As soon as they began playing the game, Charlotte struggled to explain her thinking. David worked to empathize with her and help her put her thinking into words. It wasn’t long until they began giggling. I tuned in to see what was going on. They were giggling because they shared the same thought process.
Playing games with your students can also help you get to know them as well. They get the opportunity to see you make mistakes, be silly, and share stories. Modeling making mistakes conveys the message that it’s okay to take risks. This supports the growth mindset – which students need for creativity.
2. Games Increase Student Engagement
Motivation and attitude are two different things. A motivated student may want to do well, but they may have a negative attitude about math. This will affect their level of engagement.

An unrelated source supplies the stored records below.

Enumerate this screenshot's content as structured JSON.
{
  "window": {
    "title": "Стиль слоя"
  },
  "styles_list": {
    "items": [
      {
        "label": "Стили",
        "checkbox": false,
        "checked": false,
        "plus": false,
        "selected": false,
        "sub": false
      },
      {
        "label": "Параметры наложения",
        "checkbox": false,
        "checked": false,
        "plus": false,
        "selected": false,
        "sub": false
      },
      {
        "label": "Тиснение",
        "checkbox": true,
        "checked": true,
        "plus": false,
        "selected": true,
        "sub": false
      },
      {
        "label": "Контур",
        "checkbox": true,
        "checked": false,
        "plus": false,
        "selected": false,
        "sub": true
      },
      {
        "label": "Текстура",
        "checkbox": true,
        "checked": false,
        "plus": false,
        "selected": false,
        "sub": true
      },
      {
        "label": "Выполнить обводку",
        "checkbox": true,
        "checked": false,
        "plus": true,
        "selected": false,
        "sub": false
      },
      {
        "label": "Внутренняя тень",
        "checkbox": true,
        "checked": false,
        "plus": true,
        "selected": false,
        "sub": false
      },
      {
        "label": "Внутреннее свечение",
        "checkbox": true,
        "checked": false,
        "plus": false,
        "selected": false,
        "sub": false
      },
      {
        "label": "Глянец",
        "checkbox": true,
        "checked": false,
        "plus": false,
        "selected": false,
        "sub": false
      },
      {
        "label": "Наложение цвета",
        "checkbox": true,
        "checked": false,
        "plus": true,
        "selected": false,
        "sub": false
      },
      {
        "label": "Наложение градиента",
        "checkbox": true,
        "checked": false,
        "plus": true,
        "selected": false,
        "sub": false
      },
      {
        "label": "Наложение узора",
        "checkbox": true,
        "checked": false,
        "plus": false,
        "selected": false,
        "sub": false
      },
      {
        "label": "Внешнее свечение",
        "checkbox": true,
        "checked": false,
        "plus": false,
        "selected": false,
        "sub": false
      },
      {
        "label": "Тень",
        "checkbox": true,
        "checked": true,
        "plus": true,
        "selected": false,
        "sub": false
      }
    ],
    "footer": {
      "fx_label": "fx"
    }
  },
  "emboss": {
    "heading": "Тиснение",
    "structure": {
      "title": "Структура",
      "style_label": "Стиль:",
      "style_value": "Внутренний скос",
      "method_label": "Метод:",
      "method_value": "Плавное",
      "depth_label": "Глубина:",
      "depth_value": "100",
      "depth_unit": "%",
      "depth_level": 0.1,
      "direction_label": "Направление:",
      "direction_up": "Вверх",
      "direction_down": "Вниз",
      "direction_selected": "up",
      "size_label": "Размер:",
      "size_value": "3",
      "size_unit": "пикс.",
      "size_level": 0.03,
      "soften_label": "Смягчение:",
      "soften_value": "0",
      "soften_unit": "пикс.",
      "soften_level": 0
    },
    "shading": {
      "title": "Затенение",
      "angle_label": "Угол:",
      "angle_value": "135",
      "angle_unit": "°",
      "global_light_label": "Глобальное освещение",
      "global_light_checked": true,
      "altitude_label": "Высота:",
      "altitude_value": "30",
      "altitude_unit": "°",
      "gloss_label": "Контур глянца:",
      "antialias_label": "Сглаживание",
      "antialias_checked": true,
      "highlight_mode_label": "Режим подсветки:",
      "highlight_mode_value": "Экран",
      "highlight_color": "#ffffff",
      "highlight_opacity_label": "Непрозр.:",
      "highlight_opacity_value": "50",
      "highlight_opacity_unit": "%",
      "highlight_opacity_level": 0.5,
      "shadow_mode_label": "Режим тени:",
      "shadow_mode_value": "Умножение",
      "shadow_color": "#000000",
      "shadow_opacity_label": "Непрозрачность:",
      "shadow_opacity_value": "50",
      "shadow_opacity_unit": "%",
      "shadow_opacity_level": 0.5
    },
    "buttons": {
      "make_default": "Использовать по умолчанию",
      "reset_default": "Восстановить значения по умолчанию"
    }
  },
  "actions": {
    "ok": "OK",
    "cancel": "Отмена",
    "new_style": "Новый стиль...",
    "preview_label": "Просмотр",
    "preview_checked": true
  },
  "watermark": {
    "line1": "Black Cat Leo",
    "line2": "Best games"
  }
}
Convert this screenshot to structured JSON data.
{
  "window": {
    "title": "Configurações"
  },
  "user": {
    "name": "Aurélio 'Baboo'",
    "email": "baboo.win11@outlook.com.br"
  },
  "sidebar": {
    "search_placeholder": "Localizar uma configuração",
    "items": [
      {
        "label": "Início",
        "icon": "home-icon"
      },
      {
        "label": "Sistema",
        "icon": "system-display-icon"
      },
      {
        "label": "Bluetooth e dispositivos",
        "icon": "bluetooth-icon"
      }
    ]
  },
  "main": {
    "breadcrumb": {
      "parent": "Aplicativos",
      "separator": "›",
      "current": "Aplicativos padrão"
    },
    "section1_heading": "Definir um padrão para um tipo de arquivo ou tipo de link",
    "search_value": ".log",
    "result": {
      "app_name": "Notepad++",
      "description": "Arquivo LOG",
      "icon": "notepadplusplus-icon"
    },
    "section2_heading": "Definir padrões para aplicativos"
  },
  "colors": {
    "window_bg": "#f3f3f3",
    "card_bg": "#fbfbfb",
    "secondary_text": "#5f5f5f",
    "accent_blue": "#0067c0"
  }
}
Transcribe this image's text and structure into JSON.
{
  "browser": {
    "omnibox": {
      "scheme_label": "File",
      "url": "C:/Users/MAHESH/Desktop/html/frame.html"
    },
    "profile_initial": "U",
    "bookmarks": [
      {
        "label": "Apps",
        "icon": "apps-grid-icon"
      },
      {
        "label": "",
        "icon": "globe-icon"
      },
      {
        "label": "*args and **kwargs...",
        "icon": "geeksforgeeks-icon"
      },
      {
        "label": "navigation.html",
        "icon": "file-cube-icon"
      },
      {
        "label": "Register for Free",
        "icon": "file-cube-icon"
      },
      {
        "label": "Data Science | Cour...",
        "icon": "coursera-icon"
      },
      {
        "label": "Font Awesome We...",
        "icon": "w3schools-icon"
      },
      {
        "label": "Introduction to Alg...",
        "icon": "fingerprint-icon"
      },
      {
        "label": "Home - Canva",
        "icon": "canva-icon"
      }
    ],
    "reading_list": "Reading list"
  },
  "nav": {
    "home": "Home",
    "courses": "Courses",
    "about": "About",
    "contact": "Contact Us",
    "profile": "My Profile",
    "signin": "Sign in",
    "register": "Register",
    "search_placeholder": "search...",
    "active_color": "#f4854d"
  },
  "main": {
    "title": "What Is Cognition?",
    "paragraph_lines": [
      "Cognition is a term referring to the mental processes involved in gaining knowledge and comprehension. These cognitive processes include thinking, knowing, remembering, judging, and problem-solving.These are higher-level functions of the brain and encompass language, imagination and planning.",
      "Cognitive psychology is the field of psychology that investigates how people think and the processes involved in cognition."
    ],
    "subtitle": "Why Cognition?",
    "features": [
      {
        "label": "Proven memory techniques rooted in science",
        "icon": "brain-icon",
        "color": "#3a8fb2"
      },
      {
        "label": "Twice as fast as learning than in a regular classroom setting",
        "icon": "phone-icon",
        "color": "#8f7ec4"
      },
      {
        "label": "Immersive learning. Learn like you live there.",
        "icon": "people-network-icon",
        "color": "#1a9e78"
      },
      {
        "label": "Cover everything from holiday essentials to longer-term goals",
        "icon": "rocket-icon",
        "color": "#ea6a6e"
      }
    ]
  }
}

By giving students a choice, you’ll improve their attitude approaching the subject. This keeps them interested! High interest and positive attitudes increase student engagement and have high yield results.
Engagement is the link to motivation – motivated learners are better learners. Motivate your students to interact with the subject by offering a variety of games.
At the end of the day, I allow my students to pick their game and deck of cards. They are eager to pick their partners and get started so they can show off their skills. Sometimes, I have a hard time getting them to stop when I ring the bell – it’s a nice problem to have!
3. Playing Games in Math Improve Self Efficacy
Self-efficacy is a personal judgment of “how well one can execute courses of action required to deal with prospective situations”. In other words – self-efficacy is the student’s attitude towards problem-solving. When students play involved math games, they have a longer response time.
This allows them to try different approaches to the problem until they find a solution. When elementary math games are self-checking, there is a low-risk involved. This builds confidence in students.
Margaret was a student of mine who lacked self-efficacy in math. Her self-esteem was so low, that she would cringe at the thought of doing math in school. I wanted to help her, so I let her check out some games to take home to play with her parents.
I instructed her parents to lose every game. I explained that they should talk out their problems so that Margaret could see them try. They followed through. When Margaret won, she was over the moon!
I’ll never forget when she came to school one day with a huge grin and said, “Mrs. Barnett, I beat my dad! I’m so good at this!”
From that moment on, she began playing games in class with the other students. Although it wasn’t always easy, she persevered in problem solving.
At last, playing elementary math games has many more benefits. These are a few most important. What are some other important benefits for playing elementary math games?
By the way, if you’re looking for math games, I have a TON available in my Teachers Pay Teacher shop. These include digital math games and my best selling paper math games.